— Work instructions —
Reproduce the data exactly.
##### Exercise materials #####
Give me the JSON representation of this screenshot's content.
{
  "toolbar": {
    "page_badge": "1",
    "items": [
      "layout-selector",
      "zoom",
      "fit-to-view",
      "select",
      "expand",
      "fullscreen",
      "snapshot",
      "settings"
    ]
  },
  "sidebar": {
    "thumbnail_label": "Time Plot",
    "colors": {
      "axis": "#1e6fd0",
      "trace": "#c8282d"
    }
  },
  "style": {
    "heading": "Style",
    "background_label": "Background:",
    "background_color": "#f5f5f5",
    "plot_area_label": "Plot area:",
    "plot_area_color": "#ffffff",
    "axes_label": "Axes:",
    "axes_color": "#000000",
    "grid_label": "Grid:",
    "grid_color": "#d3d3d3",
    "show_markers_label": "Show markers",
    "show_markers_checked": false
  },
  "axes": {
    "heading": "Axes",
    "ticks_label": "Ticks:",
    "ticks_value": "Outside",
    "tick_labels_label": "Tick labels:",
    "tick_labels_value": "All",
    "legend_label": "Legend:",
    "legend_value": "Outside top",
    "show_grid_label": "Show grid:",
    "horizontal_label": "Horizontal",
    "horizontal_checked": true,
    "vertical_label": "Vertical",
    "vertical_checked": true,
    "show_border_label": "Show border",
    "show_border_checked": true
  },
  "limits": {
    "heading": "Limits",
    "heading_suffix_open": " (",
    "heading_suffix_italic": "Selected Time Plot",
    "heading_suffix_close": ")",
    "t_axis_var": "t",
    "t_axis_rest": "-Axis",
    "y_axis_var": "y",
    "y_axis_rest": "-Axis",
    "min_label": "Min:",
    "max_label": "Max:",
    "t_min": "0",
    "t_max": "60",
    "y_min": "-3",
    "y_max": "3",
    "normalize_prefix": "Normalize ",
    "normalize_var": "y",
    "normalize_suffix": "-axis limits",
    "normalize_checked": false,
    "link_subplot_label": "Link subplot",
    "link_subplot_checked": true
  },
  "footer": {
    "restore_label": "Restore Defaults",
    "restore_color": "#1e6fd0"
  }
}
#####
— Exercise answer —
Give me the JSON representation of this screenshot's content.
{
  "toolbar": {
    "page_badge": "1",
    "items": [
      "layout-selector",
      "zoom",
      "fit-to-view",
      "select",
      "expand",
      "fullscreen",
      "snapshot",
      "settings"
    ]
  },
  "sidebar": {
    "thumbnail_label": "Time Plot",
    "colors": {
      "axis": "#1e6fd0",
      "trace": "#c8282d"
    }
  },
  "style": {
    "heading": "Style",
    "background_label": "Background:",
    "background_color": "#f5f5f5",
    "plot_area_label": "Plot area:",
    "plot_area_color": "#ffffff",
    "axes_label": "Axes:",
    "axes_color": "#000000",
    "grid_label": "Grid:",
    "grid_color": "#d3d3d3",
    "show_markers_label": "Show markers",
    "show_markers_checked": false
  },
  "axes": {
    "heading": "Axes",
    "ticks_label": "Ticks:",
    "ticks_value": "Outside",
    "tick_labels_label": "Tick labels:",
    "tick_labels_value": "All",
    "legend_label": "Legend:",
    "legend_value": "Outside top",
    "show_grid_label": "Show grid:",
    "horizontal_label": "Horizontal",
    "horizontal_checked": true,
    "vertical_label": "Vertical",
    "vertical_checked": true,
    "show_border_label": "Show border",
    "show_border_checked": true
  },
  "limits": {
    "heading": "Limits",
    "heading_suffix_open": " (",
    "heading_suffix_italic": "Selected Time Plot",
    "heading_suffix_close": ")",
    "t_axis_var": "t",
    "t_axis_rest": "-Axis",
    "y_axis_var": "y",
    "y_axis_rest": "-Axis",
    "min_label": "Min:",
    "max_label": "Max:",
    "t_min": "0",
    "t_max": "60",
    "y_min": "-3",
    "y_max": "3",
    "normalize_prefix": "Normalize ",
    "normalize_var": "y",
    "normalize_suffix": "-axis limits",
    "normalize_checked": false,
    "link_subplot_label": "Link subplot",
    "link_subplot_checked": true
  },
  "footer": {
    "restore_label": "Restore Defaults",
    "restore_color": "#1e6fd0"
  }
}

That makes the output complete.